**REQUIREMENT**
Print what the records say exactly, and omit the pictures.

**INPUT FOR THIS TASK**
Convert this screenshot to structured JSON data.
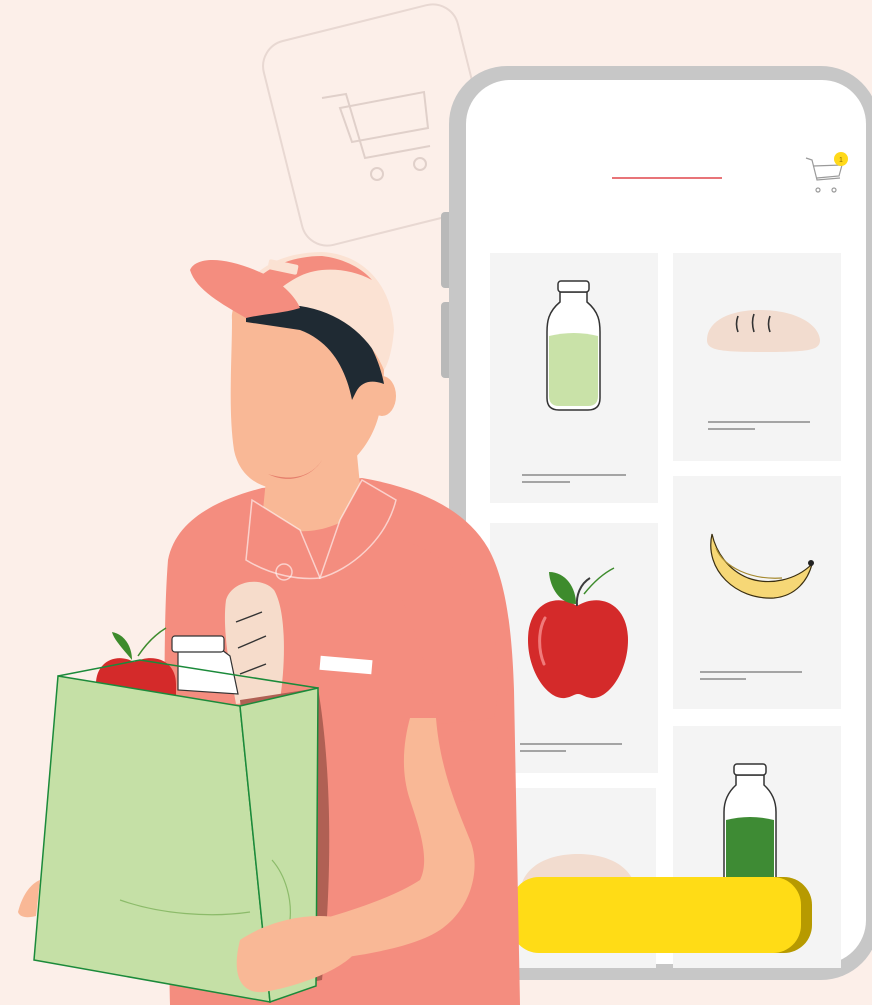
{
  "illustration": {
    "subject": "grocery-delivery-app",
    "icons": [
      "shopping-cart-icon",
      "milk-bottle-icon",
      "bread-icon",
      "apple-icon",
      "banana-icon",
      "juice-bottle-icon"
    ]
  },
  "app": {
    "cart_badge": "1"
  },
  "colors": {
    "background": "#fcefe9",
    "phone_frame": "#c7c7c7",
    "screen": "#ffffff",
    "card": "#f4f4f4",
    "accent_line": "#e0474c",
    "badge": "#ffd91a",
    "cta_button": "#ffdc16",
    "shirt": "#f48d7f",
    "bag": "#c5e0a6"
  }
}
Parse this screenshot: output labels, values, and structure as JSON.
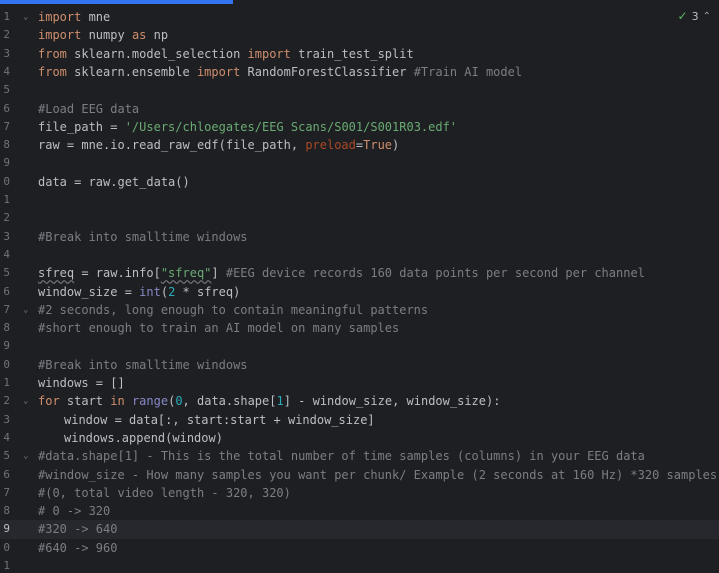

**WRITTEN RESPONSE**
Convert this screenshot to structured JSON data.
{
  "illustration": {
    "subject": "grocery-delivery-app",
    "icons": [
      "shopping-cart-icon",
      "milk-bottle-icon",
      "bread-icon",
      "apple-icon",
      "banana-icon",
      "juice-bottle-icon"
    ]
  },
  "app": {
    "cart_badge": "1"
  },
  "colors": {
    "background": "#fcefe9",
    "phone_frame": "#c7c7c7",
    "screen": "#ffffff",
    "card": "#f4f4f4",
    "accent_line": "#e0474c",
    "badge": "#ffd91a",
    "cta_button": "#ffdc16",
    "shirt": "#f48d7f",
    "bag": "#c5e0a6"
  }
}
Parse this screenshot: output labels, values, and structure as JSON.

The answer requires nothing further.